The Creative Road is a Winding Pathway

The past month I’ve been in residency at Governor’s Island, a 172 acre island in New York harbor, with Works on Water and Underwater New York, two organizations who focus on water as a point of departure to further examine ecological change and the city respectively. Continuing my work with plastic bags, my objective was to create a glacier-like structure out of bags and begin to develop ideas for the performance piece the glacier will be featured in, We Are Drowning. What I landed on surprised me, opening new pathways.

 The irony of messaging is intriguing - 42 bags used to create a plastic couple. 

The irony of messaging is intriguing - 42 bags used to create a plastic couple. 

Working in a house once home to military officers, I set up shop by hanging some open ended questions I’ve been asking as a departure point for this work in the space.
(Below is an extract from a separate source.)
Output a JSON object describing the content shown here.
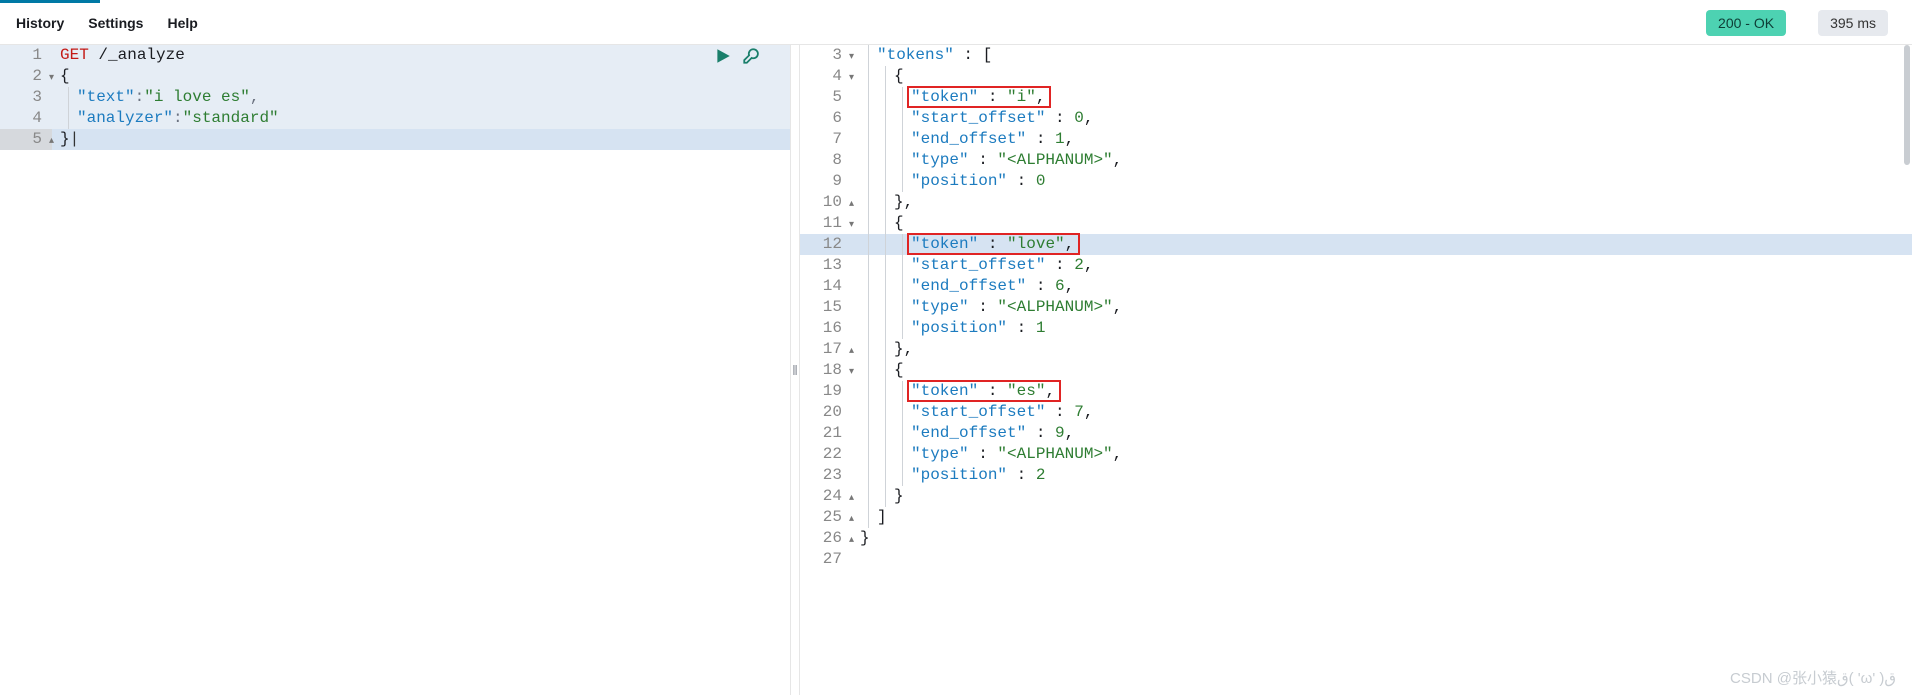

Questions about consumption habits: What’s convenient? Who decides? What needs to happen for things to change? I decided to make these out of plastic bags, using lettering on the bags. This turned into a mini-installation and prompted me to ask more questions. How much is enough? What’s important? What’s the price? Who pays? I also began to think about how the striking data I’ve encountered could be represented, 1 trillion bags discarded annually, and misconceptions, the bags collected in recycling bins in stores aren’t recycled, they go to a landfill. This led to the creation of a visual piece incorporating the symbol typically associated with recycling and the words “Please reuse or recycle at a participating store” that are printed on many bags which, like the collection containers, misleads us to believe that they are being recycled, thus perpetuating their use.

 70 bags reclaimed to create Do You Feel Responsible...

70 bags reclaimed to create Do You Feel Responsible...

Concurrently, I was working on three prototypes for the glacier, each with a different aesthetic, polling people who came into the studio which of the three resonated most with them; the craggiest rough and tumble version that took the least amount of time to make was the favorite. This prototype will be expanded for the performance work.   

I think a lot about what surrounds a performance. What are the pathways in, interactions and experiences around it that connect and further the ideas in the work. What was created on Governor’s Island, I realize, does just this and I envision will be part of a lobby installation accompanying We Are Drowning. The creative road is a winding path and many times you don’t know where you’ll end up.